The charm of Volodymyr Zelensky

Ukraine’s president, Volodymyr Zelensky, is in Britain for a surprise visit. ‘Freedom will win – we know Russia will lose,’ he told a joint session of Parliament in Westminster Hall this afternoon.  This address is the first he has given in Westminster since a video message in March 2022, when the situation for his country was vastly grimmer

Syria might never recover from the devastation of this earthquake

Natural disaster always worst affects those who have already lost so much. And so it is in Turkey and Syria, where a double earthquake has killed more than 1,900 people. Across both countries, there are widespread scenes of destruction: apartment blocks reduced to rubble; gas supplies cut off in the middle of a freezing winter;

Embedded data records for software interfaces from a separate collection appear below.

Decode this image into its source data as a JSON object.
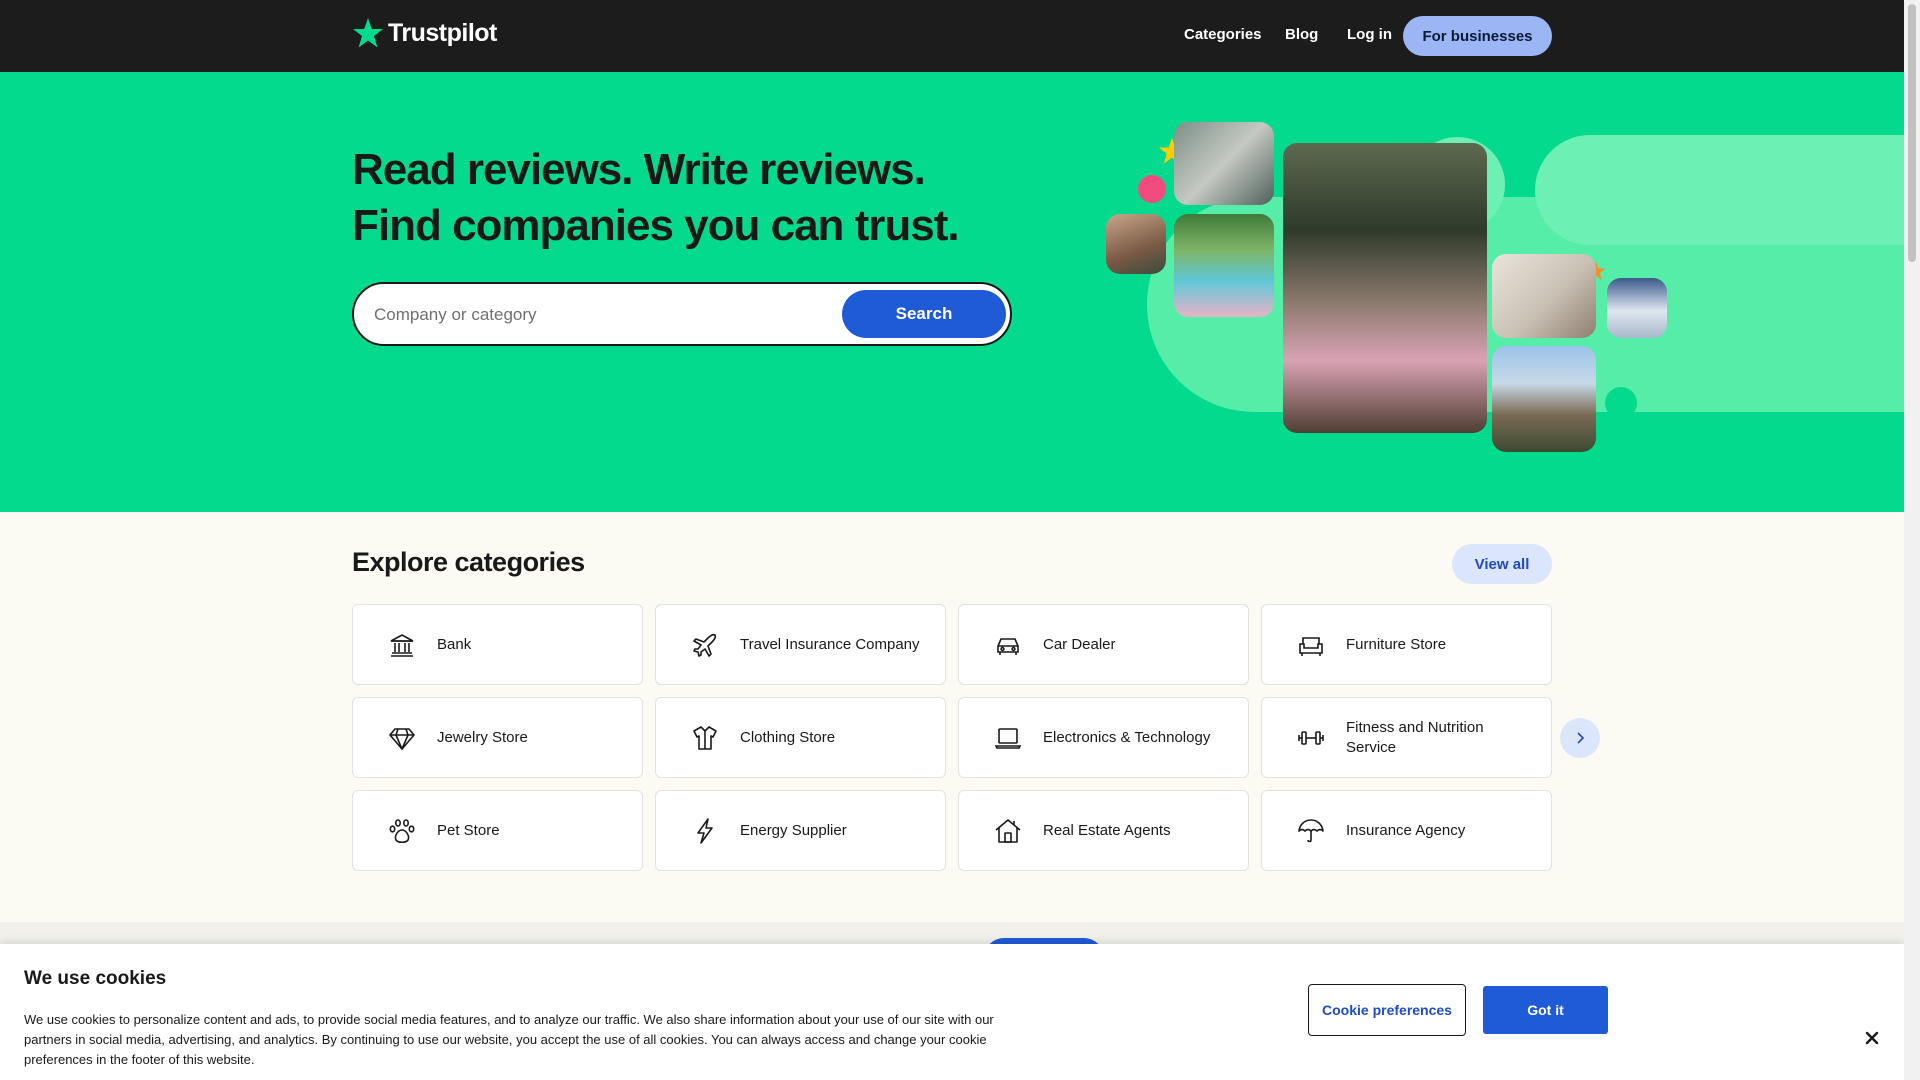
{
  "header": {
    "logo_text": "Trustpilot",
    "nav": [
      {
        "label": "Categories"
      },
      {
        "label": "Blog"
      },
      {
        "label": "Log in"
      }
    ],
    "business_button": "For businesses"
  },
  "hero": {
    "title_line1": "Read reviews. Write reviews.",
    "title_line2": "Find companies you can trust.",
    "search_placeholder": "Company or category",
    "search_button": "Search"
  },
  "categories": {
    "title": "Explore categories",
    "view_all": "View all",
    "items": [
      {
        "label": "Bank",
        "icon": "bank-icon"
      },
      {
        "label": "Travel Insurance Company",
        "icon": "airplane-icon"
      },
      {
        "label": "Car Dealer",
        "icon": "car-icon"
      },
      {
        "label": "Furniture Store",
        "icon": "sofa-icon"
      },
      {
        "label": "Jewelry Store",
        "icon": "diamond-icon"
      },
      {
        "label": "Clothing Store",
        "icon": "shirt-icon"
      },
      {
        "label": "Electronics & Technology",
        "icon": "laptop-icon"
      },
      {
        "label": "Fitness and Nutrition Service",
        "icon": "dumbbell-icon"
      },
      {
        "label": "Pet Store",
        "icon": "paw-icon"
      },
      {
        "label": "Energy Supplier",
        "icon": "lightning-icon"
      },
      {
        "label": "Real Estate Agents",
        "icon": "house-icon"
      },
      {
        "label": "Insurance Agency",
        "icon": "umbrella-icon"
      }
    ]
  },
  "cookie": {
    "title": "We use cookies",
    "text": "We use cookies to personalize content and ads, to provide social media features, and to analyze our traffic. We also share information about your use of our site with our partners in social media, advertising, and analytics. By continuing to use our website, you accept the use of all cookies. You can always access and change your cookie preferences in the footer of this website.",
    "preferences_button": "Cookie preferences",
    "accept_button": "Got it"
  },
  "colors": {
    "brand_green": "#04da8d",
    "header_bg": "#1c1c1c",
    "primary_blue": "#1f5bd7",
    "light_blue": "#9bb5f5"
  }
}
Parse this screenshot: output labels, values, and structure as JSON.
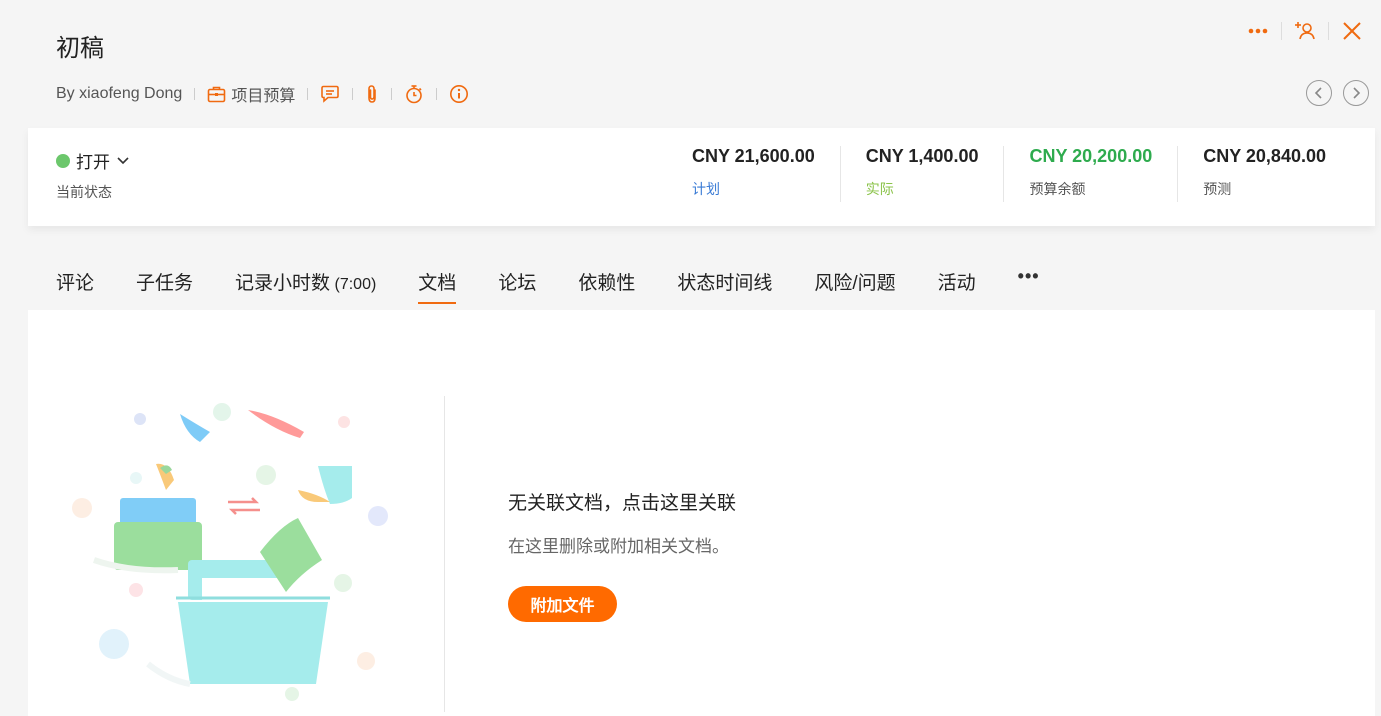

Is Isis to blame for the Pakistan mosque bombing?

The Islamic State may have been driven out of its capitals in Iraq’s Mosul and Syria’s Raqqa but that doesn’t mean it has disappeared. In the Philippines, West Africa, and most obviously in Afghanistan, the terror group is thriving. Isis’s tentacles have also spread to Pakistan. Over the weekend, in Peshawar, a terrible bombing took place in

A Third Intifada looms in Israel

Peace has never seemed further away for Israel, the West Bank and Gaza. Several dreadful incidents recently have made that point sadly obvious. The most vicious was a terrorist attack: a horrific shooting in which seven people were killed and many injured outside a Jerusalem synagogue on Friday. We don’t know the organisational affiliation of the attacker,

Ukraine is paying a heavy price for Nato’s dithering

It is winter in Ukraine. The ground is frozen and hard. Groups of soldiers on both sides struggle in the cold. The Ukrainians insist they have one advantage over the Russians: their soldiers, unlike mobilised Russian troops, have some effective winter clothing.   Traditionally, armies stop moving in winter. They hunker down. It’s less true in

Gina Lollobrigida and the changing face of fame

Gina Lollobrigida, who died this week at the age of 95, was known in the 1950s and thereafter for the kind of beauty which drove Italian men to self-destruction; and for performances in films which seemed to define a scrappy, energetic, self-possessed Italian womanhood.   During her career, ‘La Lollo’ sculpted, took photographs, did a little journalism

Germany has no excuse for not sending tanks to Ukraine

When a man is in a hole, he is best advised to stop digging. When a German chancellor is in a hole, by contrast, he seems to think it his duty to chide others for failing to dig their own. So it is with Olaf Scholz, Germany’s increasingly ridiculous chancellor.   Scholz lost a defence minister

Is Germany’s defence minister up to the job?

After yesterday’s abrupt and humiliating departure of Germany’s defence minister, Christine Lambrecht, beleaguered chancellor Olaf Scholz has today appointed her replacement. If you were expecting a stellar appointment, prepare to be disappointed. If, however, you have followed Scholz’s pilgrim’s progress on the war in Ukraine closely, then you can enjoy the sensation of your low expectations

Is this the real reason Russia is trying to seize Bakhmut from Ukraine?

Bakhmut is not of immense strategic importance. It’s a backwater, empty of almost all civilian life, and largely in ruins. But the city is where Ukraine’s war of self-defence has been at its most intense for months.  The defenders are suffering, under a hail of artillery fire and under constant threat of attack. But the Russians are losing more. Almost

America’s flip flopping has exacerbated Venezuela’s tragedy

Amid New Year celebrations, and a tide of high-profile obituaries, you might have missed something small and far away, but nonetheless significant. The opposition in Venezuela has dissolved its government-in-pretence. By 72 votes to 29, the country’s national assembly voted its parallel government out of existence.   Juan Guaidó can no longer say that he is Venezuela’s legitimate president-in-waiting. Venezuela

Russia can stop the Ukrainian drone strikes. It can end the war

Almost as soon as the war in Ukraine began, strange things started to happen in Russia. Buildings connected to the country’s military and its war effort caught fire, saboteurs were suspected – and occasionally caught, according to state TV – and recently, air bases quite far away from Ukraine have started to blow up.  All